        name: nginx
        state: restarted

To execute this playbook on the server(s) that you set up in your inventory file, run ansible-playbook with the same connection arguments you’ve used when running a connection test within the introduction of this series. Here, we’ll be using an inventory file named inventory and the sammy user to connect to the remote server. Because the playbook requires sudo to run, we’re also including the -K argument to provide the remote user’s sudo password when prompted by Ansible:

  • ansible-playbook -i inventory playbook.yml -u sammy -K

You’ll see output like this:

Output
BECOME password: PLAY [all] ********************************************************************************************** TASK [Gathering Facts] ********************************************************************************** ok: [203.0.113.10] TASK [Update apt cache and install Nginx] *************************************************************** ok: [203.0.113.10] TASK [Copy website files to the server's document root] ************************************************* changed: [203.0.113.10] TASK [Apply Nginx template] ***************************************************************************** changed: [203.0.113.10] TASK [Enable new site] ********************************************************************************** ok: [203.0.113.10] TASK [Allow all access to tcp port 80] ****************************************************************** ok: [203.0.113.10] RUNNING HANDLER [Restart Nginx] ************************************************************************* changed: [203.0.113.10] PLAY RECAP ********************************************************************************************** 203.0.113.10 : ok=7 changed=3 unreachable=0 failed=0 skipped=0 rescued=0 ignored=0

Once the playbook is finished, if you go to your browser and access your server’s hostname or IP address you should now see the following page:

HTML Demo Site Deployed by Ansible

Congratulations, you have successfully automated the deployment of a static HTML website to a remote Nginx server, using Ansible.

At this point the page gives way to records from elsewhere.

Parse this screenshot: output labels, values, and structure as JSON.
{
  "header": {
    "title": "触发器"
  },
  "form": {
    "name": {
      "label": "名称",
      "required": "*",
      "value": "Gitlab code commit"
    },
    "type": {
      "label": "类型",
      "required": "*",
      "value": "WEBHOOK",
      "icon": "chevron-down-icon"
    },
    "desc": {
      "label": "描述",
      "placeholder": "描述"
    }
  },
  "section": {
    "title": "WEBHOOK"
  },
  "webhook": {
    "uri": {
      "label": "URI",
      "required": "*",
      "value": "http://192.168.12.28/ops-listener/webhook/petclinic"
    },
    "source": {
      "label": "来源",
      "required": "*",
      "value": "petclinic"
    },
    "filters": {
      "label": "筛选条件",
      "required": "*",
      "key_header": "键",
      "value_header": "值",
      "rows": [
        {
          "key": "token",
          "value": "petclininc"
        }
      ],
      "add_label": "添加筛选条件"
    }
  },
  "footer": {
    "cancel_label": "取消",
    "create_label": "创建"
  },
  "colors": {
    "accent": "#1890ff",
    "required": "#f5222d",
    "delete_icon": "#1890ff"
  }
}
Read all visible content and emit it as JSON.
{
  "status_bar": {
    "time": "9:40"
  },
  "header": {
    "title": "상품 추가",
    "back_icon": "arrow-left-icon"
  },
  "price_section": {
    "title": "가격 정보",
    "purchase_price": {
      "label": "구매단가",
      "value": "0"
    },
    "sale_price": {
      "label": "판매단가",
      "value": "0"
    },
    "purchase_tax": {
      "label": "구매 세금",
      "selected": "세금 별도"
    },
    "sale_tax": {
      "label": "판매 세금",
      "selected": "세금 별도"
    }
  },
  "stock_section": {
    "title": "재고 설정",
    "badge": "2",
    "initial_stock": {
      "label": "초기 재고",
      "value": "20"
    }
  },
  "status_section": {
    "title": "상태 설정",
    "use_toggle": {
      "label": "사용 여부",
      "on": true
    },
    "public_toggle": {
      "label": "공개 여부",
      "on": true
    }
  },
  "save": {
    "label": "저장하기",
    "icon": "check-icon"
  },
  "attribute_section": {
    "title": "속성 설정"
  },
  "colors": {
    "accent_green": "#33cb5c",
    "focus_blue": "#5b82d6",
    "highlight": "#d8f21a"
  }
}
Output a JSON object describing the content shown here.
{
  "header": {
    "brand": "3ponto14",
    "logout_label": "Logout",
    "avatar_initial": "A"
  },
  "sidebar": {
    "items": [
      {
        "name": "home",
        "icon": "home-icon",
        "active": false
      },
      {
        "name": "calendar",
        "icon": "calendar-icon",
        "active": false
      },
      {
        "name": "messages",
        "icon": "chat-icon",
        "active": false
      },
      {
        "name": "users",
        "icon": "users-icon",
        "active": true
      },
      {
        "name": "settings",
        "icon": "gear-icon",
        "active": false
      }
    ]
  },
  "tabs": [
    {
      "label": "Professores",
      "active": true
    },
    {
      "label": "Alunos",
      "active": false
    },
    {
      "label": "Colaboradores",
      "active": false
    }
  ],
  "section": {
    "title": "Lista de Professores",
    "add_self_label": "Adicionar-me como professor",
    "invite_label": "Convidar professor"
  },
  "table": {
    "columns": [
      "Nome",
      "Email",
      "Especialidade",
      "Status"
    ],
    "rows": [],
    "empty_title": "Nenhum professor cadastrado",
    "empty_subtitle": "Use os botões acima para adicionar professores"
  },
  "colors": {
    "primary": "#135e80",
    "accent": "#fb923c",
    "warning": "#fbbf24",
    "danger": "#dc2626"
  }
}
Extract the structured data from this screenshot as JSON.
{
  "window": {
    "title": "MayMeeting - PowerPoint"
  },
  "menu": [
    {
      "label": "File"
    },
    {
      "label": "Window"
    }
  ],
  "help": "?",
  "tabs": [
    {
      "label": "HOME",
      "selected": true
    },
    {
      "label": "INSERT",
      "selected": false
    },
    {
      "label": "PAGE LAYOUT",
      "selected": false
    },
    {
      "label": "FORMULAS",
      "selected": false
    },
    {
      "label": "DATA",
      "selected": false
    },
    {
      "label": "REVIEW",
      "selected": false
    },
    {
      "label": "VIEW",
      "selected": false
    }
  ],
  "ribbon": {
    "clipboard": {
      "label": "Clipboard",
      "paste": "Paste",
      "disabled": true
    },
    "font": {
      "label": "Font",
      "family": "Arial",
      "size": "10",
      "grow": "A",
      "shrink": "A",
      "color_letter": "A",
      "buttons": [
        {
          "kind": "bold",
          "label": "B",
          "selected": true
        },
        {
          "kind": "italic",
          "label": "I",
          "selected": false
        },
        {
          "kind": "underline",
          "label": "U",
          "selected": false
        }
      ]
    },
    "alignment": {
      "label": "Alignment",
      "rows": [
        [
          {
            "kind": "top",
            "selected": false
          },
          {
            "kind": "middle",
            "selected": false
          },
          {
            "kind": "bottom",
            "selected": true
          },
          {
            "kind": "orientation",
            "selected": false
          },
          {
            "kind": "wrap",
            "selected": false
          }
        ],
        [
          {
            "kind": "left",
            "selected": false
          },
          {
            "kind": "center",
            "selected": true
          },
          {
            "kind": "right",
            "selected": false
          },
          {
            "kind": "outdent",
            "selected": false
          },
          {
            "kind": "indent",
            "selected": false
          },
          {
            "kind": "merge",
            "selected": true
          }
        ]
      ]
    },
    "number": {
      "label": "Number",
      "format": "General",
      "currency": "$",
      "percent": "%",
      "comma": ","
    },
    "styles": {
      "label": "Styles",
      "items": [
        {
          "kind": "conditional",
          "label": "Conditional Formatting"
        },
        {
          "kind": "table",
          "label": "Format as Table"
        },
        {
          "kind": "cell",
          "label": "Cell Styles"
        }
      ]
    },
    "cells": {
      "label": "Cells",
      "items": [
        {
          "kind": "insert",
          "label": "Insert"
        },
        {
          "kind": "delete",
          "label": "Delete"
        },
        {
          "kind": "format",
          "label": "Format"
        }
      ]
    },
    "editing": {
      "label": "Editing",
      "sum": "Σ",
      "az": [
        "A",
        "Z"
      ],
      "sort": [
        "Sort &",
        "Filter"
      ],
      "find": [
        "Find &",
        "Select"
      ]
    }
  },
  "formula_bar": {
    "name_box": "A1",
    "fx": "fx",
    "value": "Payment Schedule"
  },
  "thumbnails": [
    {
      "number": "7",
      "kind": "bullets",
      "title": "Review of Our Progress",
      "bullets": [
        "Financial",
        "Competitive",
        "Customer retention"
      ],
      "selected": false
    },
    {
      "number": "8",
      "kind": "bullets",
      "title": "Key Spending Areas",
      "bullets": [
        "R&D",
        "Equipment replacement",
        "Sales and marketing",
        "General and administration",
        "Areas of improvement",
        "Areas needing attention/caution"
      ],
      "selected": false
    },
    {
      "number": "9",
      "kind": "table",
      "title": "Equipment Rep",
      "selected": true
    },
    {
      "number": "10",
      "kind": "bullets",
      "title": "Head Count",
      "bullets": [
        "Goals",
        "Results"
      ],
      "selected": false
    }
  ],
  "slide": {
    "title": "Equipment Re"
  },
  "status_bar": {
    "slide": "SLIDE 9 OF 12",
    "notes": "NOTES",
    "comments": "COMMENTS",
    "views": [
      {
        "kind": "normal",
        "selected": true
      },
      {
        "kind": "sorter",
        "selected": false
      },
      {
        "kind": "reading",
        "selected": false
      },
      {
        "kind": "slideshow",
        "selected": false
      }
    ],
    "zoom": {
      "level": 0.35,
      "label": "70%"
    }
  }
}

If you make changes to any of the files in the demo website, you can run the playbook again and the copy task will make sure any file changes are reflected in the remote host. Because Ansible has an idempotent behavior, running the playbook multiple times will not trigger changes that were already made to the system.

Creative Commons License